An update on a very old post
. Another football post. Apologies.
Before the 2005-2006 NFL season, ESPN.com's NFL experts predicted
how many wins each team would get. How did they do?
Well, they were off by a total of 94 wins. That's 2.93 wins per NFL team. If that doesn't sound that bad, ask yourself this question: "How good is an 8-8 team, versus an 11-5 team?" That's the average amount of wrong, if you will, that ESPN.com's experts were good for.
In fact, here's a better way of looking at it: Let's say I'm the world's worst prognosticator. I have no idea how good any NFL team is before the season starts. What would be the best way for me to pick the over under on each team's number of wins? Well, I'd have no choice but to pick each team to go 8-8. Remember: I'm dumb, I hate football, and for all I know the Colts are as good as the Texans. But I'm just trying to avoid being way off here.
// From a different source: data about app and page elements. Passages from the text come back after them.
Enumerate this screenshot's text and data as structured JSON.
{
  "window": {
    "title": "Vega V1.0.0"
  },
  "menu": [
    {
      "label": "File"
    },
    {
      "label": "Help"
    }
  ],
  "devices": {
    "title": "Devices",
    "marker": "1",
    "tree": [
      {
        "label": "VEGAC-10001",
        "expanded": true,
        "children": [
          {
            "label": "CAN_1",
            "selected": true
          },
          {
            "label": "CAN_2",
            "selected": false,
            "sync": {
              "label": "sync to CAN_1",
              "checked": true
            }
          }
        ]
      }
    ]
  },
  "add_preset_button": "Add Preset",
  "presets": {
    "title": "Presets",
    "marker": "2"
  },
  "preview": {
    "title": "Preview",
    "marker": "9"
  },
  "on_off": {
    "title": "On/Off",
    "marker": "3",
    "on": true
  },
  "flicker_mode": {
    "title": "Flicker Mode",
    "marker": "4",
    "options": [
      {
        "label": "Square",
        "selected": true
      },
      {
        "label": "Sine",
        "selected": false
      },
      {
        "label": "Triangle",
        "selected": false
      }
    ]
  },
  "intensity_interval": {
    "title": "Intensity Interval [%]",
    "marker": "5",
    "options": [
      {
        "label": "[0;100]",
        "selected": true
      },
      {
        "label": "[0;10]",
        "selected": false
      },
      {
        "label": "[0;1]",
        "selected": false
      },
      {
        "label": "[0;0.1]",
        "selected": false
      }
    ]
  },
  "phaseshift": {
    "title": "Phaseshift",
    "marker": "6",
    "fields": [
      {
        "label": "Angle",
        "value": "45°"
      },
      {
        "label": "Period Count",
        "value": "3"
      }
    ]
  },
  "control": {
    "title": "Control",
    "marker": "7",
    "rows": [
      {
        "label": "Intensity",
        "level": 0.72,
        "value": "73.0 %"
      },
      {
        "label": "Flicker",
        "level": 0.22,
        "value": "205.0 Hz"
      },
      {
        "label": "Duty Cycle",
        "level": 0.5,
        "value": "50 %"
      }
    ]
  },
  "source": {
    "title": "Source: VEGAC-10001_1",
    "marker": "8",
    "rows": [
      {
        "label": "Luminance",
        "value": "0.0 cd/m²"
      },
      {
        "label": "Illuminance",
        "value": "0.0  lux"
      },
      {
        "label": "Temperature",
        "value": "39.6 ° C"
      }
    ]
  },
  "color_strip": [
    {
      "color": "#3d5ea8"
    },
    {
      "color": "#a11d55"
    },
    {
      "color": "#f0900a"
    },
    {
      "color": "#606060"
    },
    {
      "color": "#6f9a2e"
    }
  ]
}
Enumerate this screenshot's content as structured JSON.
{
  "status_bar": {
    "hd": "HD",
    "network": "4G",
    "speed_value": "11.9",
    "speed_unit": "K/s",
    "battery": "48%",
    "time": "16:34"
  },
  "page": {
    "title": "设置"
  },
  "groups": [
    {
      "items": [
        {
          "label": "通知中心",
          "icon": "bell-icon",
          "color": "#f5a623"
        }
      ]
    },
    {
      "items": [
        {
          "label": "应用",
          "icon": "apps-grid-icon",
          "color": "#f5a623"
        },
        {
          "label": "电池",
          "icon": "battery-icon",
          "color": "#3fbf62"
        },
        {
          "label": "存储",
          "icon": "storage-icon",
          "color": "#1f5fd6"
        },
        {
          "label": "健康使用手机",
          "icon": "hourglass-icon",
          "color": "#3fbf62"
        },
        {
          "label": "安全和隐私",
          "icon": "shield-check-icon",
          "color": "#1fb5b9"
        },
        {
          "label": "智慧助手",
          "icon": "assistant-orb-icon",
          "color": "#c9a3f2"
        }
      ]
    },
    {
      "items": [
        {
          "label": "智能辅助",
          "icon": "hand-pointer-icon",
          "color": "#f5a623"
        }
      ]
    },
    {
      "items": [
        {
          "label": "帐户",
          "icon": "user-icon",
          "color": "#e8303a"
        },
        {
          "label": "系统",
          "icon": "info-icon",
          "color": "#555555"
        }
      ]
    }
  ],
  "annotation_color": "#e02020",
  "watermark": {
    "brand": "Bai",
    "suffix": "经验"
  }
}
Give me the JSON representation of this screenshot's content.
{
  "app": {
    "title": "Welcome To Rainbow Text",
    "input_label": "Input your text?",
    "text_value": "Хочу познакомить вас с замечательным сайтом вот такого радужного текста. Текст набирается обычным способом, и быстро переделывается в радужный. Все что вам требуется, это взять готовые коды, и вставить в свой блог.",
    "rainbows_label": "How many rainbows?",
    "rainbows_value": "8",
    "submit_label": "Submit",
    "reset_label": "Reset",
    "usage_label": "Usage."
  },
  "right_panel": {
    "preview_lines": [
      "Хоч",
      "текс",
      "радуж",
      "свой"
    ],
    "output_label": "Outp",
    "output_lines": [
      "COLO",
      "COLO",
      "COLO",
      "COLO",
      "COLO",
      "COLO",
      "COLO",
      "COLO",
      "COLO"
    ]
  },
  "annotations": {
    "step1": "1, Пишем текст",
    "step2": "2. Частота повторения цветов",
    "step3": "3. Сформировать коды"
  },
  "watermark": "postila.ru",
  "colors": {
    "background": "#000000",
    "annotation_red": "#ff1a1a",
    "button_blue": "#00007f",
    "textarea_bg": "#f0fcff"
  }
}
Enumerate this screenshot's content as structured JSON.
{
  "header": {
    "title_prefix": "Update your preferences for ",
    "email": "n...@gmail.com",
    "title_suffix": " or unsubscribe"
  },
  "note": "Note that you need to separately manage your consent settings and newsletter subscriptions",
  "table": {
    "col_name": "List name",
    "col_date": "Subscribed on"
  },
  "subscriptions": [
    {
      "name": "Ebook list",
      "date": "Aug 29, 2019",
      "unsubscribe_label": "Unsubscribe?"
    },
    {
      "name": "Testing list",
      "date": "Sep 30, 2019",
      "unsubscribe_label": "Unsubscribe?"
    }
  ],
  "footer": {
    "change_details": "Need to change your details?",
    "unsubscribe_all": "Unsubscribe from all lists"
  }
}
So, how would ESPN.com's experts have done against the world's worst football expert? They would have beat him...by 2 wins. Total.
Picking every team to go 8-8 would have missed the mark by a total of 96 wins, compared to 94 for the collective efforts of Clayton, Pasquarelli, and whoever the hell else got in on this garbage pile. In other words, on average, their experts were .07 wins better at predicting your favorite team's final record than a baby. Or, I guess, a baby who knows nothing about football but a tiny bit about math. Maybe I mean a six-year-old.
They were bad, is the point.